The Maori Battalion was divided into five companies: four rifle companies of about 125 men each and a headquarters (HQ) company of around 200 men. Each company was commanded by a major or captain. The Battalion’s four rifle companies (named A, B, C and D) were organised along tribal lines, while HQ Company drew its personnel from all over Maoridom. The main body of the Maori Battalion left New Zealand as part of 2NZEF’s 2nd Echelon in May 1940. To maintain its strength throughout the war, especially when heavy losses were suffered, groups of new recruits were regularly sent from New Zealand.
In total, almost 3,600 men served overseas with the Māori Battalion between 1940 and 1945. Of these, 649 were killed in action or died on active service – more than 10% of the 6,068 New Zealanders who lost their lives serving with 2NZEF in the Middle East and Europe. In addition, 1,712 men were wounded and 237 were prisoners of war. In the words of Lieutenant-General Bernard Freyberg, who commanded the 2nd NZ Division: “no infantry battalion had a more distinguished record, or saw more fighting, or, alas, had such heavy casualties as the Maori Battalion”. This sacrifice did not go unnoticed. The unit was among the most highly decorated for individual bravery of all the New Zealand forces. The people of New Zealand welcomed these volunteers home, and continue to honor them by upholding their legacy with memorials and vigils.
The performance is the Maori traditional Haka. Haka is a traditional ancestral war cry, dance or challenge from the Māori people of New Zealand. It is a posture dance performed by a group, with vigorous movements and stamping of the feet with rhythmically shouted accompaniment. Haka are performed for various reasons: for amusement, as a hearty welcome to distinguished guests, or to acknowledge great achievements, occasions or funerals.

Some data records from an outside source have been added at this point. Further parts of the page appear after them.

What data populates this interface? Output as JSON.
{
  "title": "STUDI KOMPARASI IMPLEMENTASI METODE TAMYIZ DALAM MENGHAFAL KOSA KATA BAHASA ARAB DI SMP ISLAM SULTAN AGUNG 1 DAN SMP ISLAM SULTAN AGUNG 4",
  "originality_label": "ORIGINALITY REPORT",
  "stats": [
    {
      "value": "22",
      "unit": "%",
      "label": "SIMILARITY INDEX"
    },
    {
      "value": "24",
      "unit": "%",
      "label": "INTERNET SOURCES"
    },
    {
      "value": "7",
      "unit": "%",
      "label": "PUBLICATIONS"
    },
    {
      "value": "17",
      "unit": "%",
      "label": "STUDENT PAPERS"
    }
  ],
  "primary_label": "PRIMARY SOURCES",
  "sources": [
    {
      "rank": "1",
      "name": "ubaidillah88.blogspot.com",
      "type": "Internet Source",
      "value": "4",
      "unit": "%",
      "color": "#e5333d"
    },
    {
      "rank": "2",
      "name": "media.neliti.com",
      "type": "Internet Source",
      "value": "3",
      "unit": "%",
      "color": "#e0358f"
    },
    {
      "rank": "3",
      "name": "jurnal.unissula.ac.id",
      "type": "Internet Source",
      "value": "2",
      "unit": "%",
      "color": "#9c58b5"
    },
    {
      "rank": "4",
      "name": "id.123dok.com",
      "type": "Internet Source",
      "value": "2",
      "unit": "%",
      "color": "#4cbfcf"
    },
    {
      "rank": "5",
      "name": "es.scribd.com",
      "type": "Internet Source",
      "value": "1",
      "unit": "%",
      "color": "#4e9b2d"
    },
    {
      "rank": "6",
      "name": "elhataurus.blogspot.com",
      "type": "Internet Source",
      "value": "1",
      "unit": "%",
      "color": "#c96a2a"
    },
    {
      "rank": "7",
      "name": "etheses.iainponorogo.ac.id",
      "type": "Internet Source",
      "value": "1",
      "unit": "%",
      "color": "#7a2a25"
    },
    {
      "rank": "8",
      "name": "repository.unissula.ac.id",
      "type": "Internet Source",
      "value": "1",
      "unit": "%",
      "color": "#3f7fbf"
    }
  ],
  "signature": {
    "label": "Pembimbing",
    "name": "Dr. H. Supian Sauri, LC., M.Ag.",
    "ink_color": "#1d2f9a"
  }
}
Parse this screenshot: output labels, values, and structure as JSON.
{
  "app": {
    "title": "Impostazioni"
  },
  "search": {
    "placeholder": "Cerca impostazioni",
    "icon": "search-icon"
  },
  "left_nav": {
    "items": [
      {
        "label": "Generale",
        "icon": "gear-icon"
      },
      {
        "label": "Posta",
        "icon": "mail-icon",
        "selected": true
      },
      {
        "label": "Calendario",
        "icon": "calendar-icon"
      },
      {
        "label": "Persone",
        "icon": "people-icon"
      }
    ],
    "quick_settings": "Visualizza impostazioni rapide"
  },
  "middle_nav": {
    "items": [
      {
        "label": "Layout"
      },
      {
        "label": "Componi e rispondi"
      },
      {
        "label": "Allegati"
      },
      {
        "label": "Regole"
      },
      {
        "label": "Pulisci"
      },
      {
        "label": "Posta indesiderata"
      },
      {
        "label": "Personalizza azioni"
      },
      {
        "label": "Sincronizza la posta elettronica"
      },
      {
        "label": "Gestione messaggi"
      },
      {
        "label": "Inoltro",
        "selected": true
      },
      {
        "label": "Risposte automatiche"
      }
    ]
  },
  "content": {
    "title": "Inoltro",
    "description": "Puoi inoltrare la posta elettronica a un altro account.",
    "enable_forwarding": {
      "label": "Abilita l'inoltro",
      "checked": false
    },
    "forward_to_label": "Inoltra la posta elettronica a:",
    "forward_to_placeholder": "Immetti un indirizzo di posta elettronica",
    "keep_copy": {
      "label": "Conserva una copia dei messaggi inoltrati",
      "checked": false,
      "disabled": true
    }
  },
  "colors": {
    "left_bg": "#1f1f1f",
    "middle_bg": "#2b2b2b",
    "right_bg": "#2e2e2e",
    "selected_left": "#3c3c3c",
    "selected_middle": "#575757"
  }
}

War Haka were originally performed by warriors before a battle, proclaiming their strength and prowess in order to intimidate the opposition. Various actions are employed in the course of a performance, including facial contortions such as showing the whites of the eyes and poking out the tongue, and a wide variety of vigorous body actions such as slapping the hands against the body and stamping of the feet. As well as chanted words, a variety of cries and grunts are used.